In the Walmart case, it is possible the Pittsburg store has collected too much sales tax on two-for-one coupons for years. It is also possible that other Walmart stores in Pennsylvaina have done the same. Walmart may owe customers—lots of customers--a refund. Furthermore, “Walmart gets to keep 1 percent of the sales tax it collects as a collection fee….” So now “the chain is being accused of unjust enrichment from every coupon sale it has made since June 2007.” The move to federal court begins to make sense.

Walmart has not yet filed an official response to the allegations, but it has stated that “Walmart’s current systems, with respect to the collection and remittance of sales tax, are in compliance with Pennsylvania’s tax laws.” We shall see, eventually, what the court decides.

While malevolence is sometimes behind improper sales tax collections, more often the wrong amount is collected by error. In the K-Mart case above, the point of sale system did not include the exemption of paper products. The systems at several car rental agencies at the Sacramento International Airport in California were updated erroneously to charge the new Sacramento city sales tax rate of 8.5%, when in fact the businesses are located outside the city limits, where the rate is still 8.0%.

It helps when businesses acknowledge such errors and strive to correct them quickly. The car rental agencies at the Sacramento Airport did just that. Pep Boys, another retailer located outside the Sacramento city limits, was reportedly “evasive and defensive” when told by a customer that they had charged him too much sales tax.

Obnoxious class action law suits

“[C]lass action lawsuits serve a social purpose… [but] some class action lawsuits are really obnoxious.” (Forbes.)

A recent court opinion in Illinois gives a nod to the above statement. Adrian Nava took Sears, Roebuck and Company to court, alleging that Sears “assessed sales tax on the entire amount of digital television converter box purchases, despite the fact that part of the retail cost of those devices was subsidized by federal vouchers distributed to consumers.” Mr. Nava believed he had been overcharged sales tax, “especially after comparing his receipt to a receipt for another converter box purchase he made that same day at a different, nearby store.” He filed a class action complaint less than two weeks later.

At the end of the court opinion, it is written"

“The circumstantial evidence in the record points strongly to the conclusion that the plaintiff [Mr. Nava] was not actually deceived, because he knew or should have known that his milk run purchases of converter boxes at various retailers were merely shams to establish his standing to bring a lucrative class action lawsuit.”

What to do

Avoid a law suit, class action or otherwise.
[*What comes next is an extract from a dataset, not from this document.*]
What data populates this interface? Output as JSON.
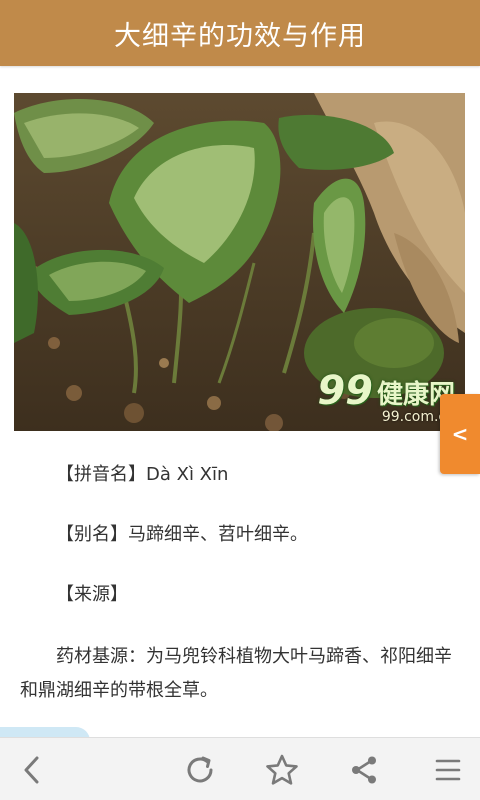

Collect the proper amount of sales tax. Automation can help.

photo credit: r-z via photopin cc


Sales tax rates, rules, and regulations change frequently. Although we hope you'll find this information helpful, this blog is for informational purposes only and does not provide legal or tax advice.
Gail Cole
Avalara Author
Gail Cole
Gail Cole
Avalara Author Gail Cole
Gail began researching and writing about sales tax in 2012 and has been fascinated with it ever since. She has a penchant for uncovering unusual tax facts, and endeavors to make complex sales tax laws more digestible for both experts and laypeople.